- [WHAT IS NEEDED]: Would you set down the data that follows, word for word, without any pictures?

(Stored entries)
##############################
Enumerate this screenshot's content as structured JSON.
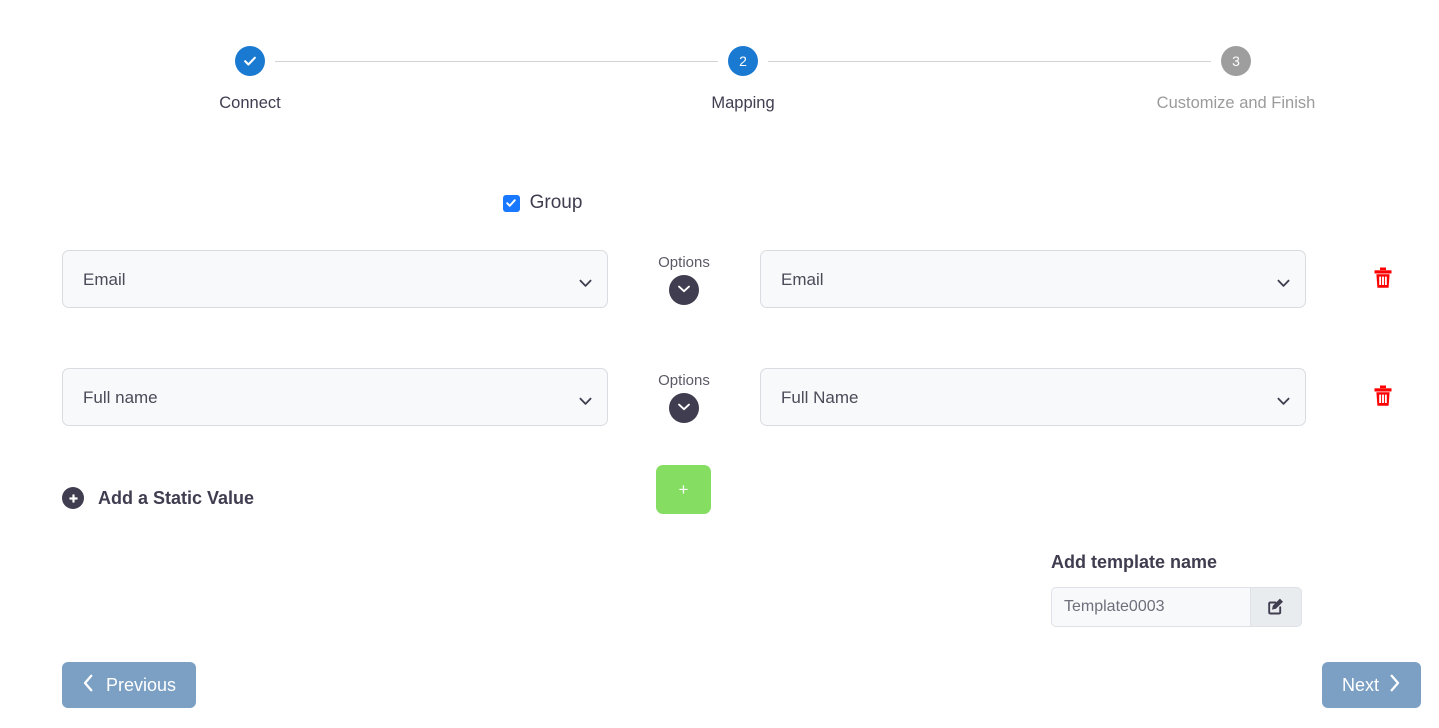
{
  "stepper": {
    "steps": [
      {
        "label": "Connect",
        "marker": "check",
        "state": "done"
      },
      {
        "label": "Mapping",
        "marker": "2",
        "state": "active"
      },
      {
        "label": "Customize and Finish",
        "marker": "3",
        "state": "todo"
      }
    ],
    "active_color": "#1a7ad1",
    "inactive_color": "#9e9e9e",
    "line_color": "#d3d3d3"
  },
  "group": {
    "label": "Group",
    "checked": true,
    "checkbox_color": "#1878ff"
  },
  "mapping": {
    "options_label": "Options",
    "rows": [
      {
        "source_value": "Email",
        "target_value": "Email",
        "options_icon": "chevron-down-icon",
        "delete_icon": "trash-icon"
      },
      {
        "source_value": "Full name",
        "target_value": "Full Name",
        "options_icon": "chevron-down-icon",
        "delete_icon": "trash-icon"
      }
    ],
    "source_options": [
      "Email",
      "Full name"
    ],
    "target_options": [
      "Email",
      "Full Name"
    ],
    "delete_color": "#ff0000",
    "options_button_color": "#3f3d4f"
  },
  "static_value": {
    "label": "Add a Static Value",
    "icon": "plus-circle-icon"
  },
  "add_row": {
    "label": "+",
    "color": "#85dd62"
  },
  "template": {
    "title": "Add template name",
    "value": "Template0003",
    "placeholder": "Template0003",
    "edit_icon": "pencil-square-icon"
  },
  "footer": {
    "previous_label": "Previous",
    "next_label": "Next",
    "button_color": "#7ba0c4"
  }
}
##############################
- [FINISHED EXERCISE]:
Enumerate this screenshot's content as structured JSON.
{
  "stepper": {
    "steps": [
      {
        "label": "Connect",
        "marker": "check",
        "state": "done"
      },
      {
        "label": "Mapping",
        "marker": "2",
        "state": "active"
      },
      {
        "label": "Customize and Finish",
        "marker": "3",
        "state": "todo"
      }
    ],
    "active_color": "#1a7ad1",
    "inactive_color": "#9e9e9e",
    "line_color": "#d3d3d3"
  },
  "group": {
    "label": "Group",
    "checked": true,
    "checkbox_color": "#1878ff"
  },
  "mapping": {
    "options_label": "Options",
    "rows": [
      {
        "source_value": "Email",
        "target_value": "Email",
        "options_icon": "chevron-down-icon",
        "delete_icon": "trash-icon"
      },
      {
        "source_value": "Full name",
        "target_value": "Full Name",
        "options_icon": "chevron-down-icon",
        "delete_icon": "trash-icon"
      }
    ],
    "source_options": [
      "Email",
      "Full name"
    ],
    "target_options": [
      "Email",
      "Full Name"
    ],
    "delete_color": "#ff0000",
    "options_button_color": "#3f3d4f"
  },
  "static_value": {
    "label": "Add a Static Value",
    "icon": "plus-circle-icon"
  },
  "add_row": {
    "label": "+",
    "color": "#85dd62"
  },
  "template": {
    "title": "Add template name",
    "value": "Template0003",
    "placeholder": "Template0003",
    "edit_icon": "pencil-square-icon"
  },
  "footer": {
    "previous_label": "Previous",
    "next_label": "Next",
    "button_color": "#7ba0c4"
  }
}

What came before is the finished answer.